Extracorporeal shockwave therapy is a widely used treatment for painful orthopaedic conditions in horses, dogs and humans. In humans it has been used for the treatment of gallstones, uroliths and burns. There are also recent, promising reports of its use as a novel treatment for burns in horses.
Extracorporeal shockwaves are pressure waves that are generated outside the body which can travel through fluid and soft tissue. In equine practice, the main indications for use of shockwave therapy are for the treatment of insertional desmopathies and the stimulation of osteogenesis. Insertional desmopathies? Osteogenesis? Okay, lets explain.
A desmopathy is a disease of the ligaments. When we refer to an insertional desmopathy, we are referring to an orthopaedic condition of the bone-ligament or bone-tendon interface. In humans, the types of conditions that are successfully treated with shockwave therapy include epicondylitis humeri radialis (tennis elbow), epicondylitis humeri ulnaris (golfers elbow) and plantar fasciitis (heel spurs). Shockwave therapy enhances the healing rate of the bone-tendon interface resulting in higher tensile strength. This means that if damaged tendon fibres are treated with shockwave therapy during the healing process, they will be stronger as a result.
Osteogenesis is the formation and development of bony tissue. The cells that lay down new bone are called osteoblasts. A number of in-vitro studies have demonstrated stimulation of osteoblasts after application of shockwave therapy and a resultant increase in osteogenesis.
So, how do we apply this information to equine practice?
A great example, is the use of shockwave therapy to treat proximal suspensory desmitis. This is pain originating from the origin of the suspensory ligament. We diagnose this condition in both the forelimbs and hindlimbs and we most commonly see it in mature sport horses and young racehorses.
We begin the process of reaching a diagnosis of proximal suspensory desmitis by localising pain to the area using a combination of palpation and nerve blocks. To confirm our diagnosis we use a combination of radiographs and ultrasound. In some situations, nuclear scintigraphy can also be useful to confirm a diagnosis.
Our treatment recommendations for this condition vary based upon the degree of lameness, the severity and exact location of the lesion, the use of the horse and the budget of the client. Our management plan may include one or more of the following; controlled exercise, intra-lesional injection of cortisone or platelet rich plasma, surgery, rest and shockwave therapy.
When we recommend shockwave therapy, the basic course of treatment consists of three treatments two weeks apart, however in some situations we may alter the treatment depending on the severity of the injury. The horse requires sedation and each treatment is directed at the origin of the suspensory ligament.

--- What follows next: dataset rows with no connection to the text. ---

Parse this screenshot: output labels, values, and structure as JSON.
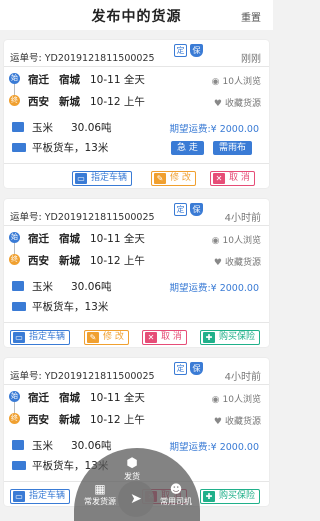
{
  "header": {
    "title": "发布中的货源",
    "reset": "重置"
  },
  "labels": {
    "waybill": "运单号:",
    "views_suffix": "人浏览",
    "fav": "收藏货源",
    "price_label": "期望运费:",
    "ding": "定",
    "bao": "保"
  },
  "cards": [
    {
      "waybill": "YD2019121811500025",
      "time": "刚刚",
      "from": {
        "city": "宿迁",
        "district": "宿城",
        "date": "10-11 全天"
      },
      "to": {
        "city": "西安",
        "district": "新城",
        "date": "10-12 上午"
      },
      "views": "10",
      "goods": "玉米",
      "weight": "30.06吨",
      "price": "¥ 2000.00",
      "truck": "平板货车，13米",
      "tags": [
        "急 走",
        "需雨布"
      ],
      "buttons": [
        "指定车辆",
        "修 改",
        "取 消"
      ]
    },
    {
      "waybill": "YD2019121811500025",
      "time": "4小时前",
      "from": {
        "city": "宿迁",
        "district": "宿城",
        "date": "10-11 全天"
      },
      "to": {
        "city": "西安",
        "district": "新城",
        "date": "10-12 上午"
      },
      "views": "10",
      "goods": "玉米",
      "weight": "30.06吨",
      "price": "¥ 2000.00",
      "truck": "平板货车，13米",
      "tags": [],
      "buttons": [
        "指定车辆",
        "修 改",
        "取 消",
        "购买保险"
      ]
    },
    {
      "waybill": "YD2019121811500025",
      "time": "4小时前",
      "from": {
        "city": "宿迁",
        "district": "宿城",
        "date": "10-11 全天"
      },
      "to": {
        "city": "西安",
        "district": "新城",
        "date": "10-12 上午"
      },
      "views": "10",
      "goods": "玉米",
      "weight": "30.06吨",
      "price": "¥ 2000.00",
      "truck": "平板货车，13米",
      "tags": [],
      "buttons": [
        "指定车辆",
        "修 改",
        "取 消",
        "购买保险"
      ]
    }
  ],
  "fab": {
    "publish": "发货",
    "common_goods": "常发货源",
    "common_driver": "常用司机"
  },
  "colors": {
    "accent": "#3a7bd5",
    "orange": "#f0a030",
    "pink": "#e64d77",
    "green": "#20b08a"
  }
}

The analgesic effect of shockwave therapy is well accepted. So, in addition to the beneficial effects that shockwave therapy has on tendon fibre recovery and osteogenesis, we also see a rapid reduction in degree of lameness. This reduction in lameness, combined with the other aforementioned benefits of shockwave therapy, makes shockwave therapy a great addition to the arsenal of treatments we can use to manage proximal suspensory desmitis in our equine patients.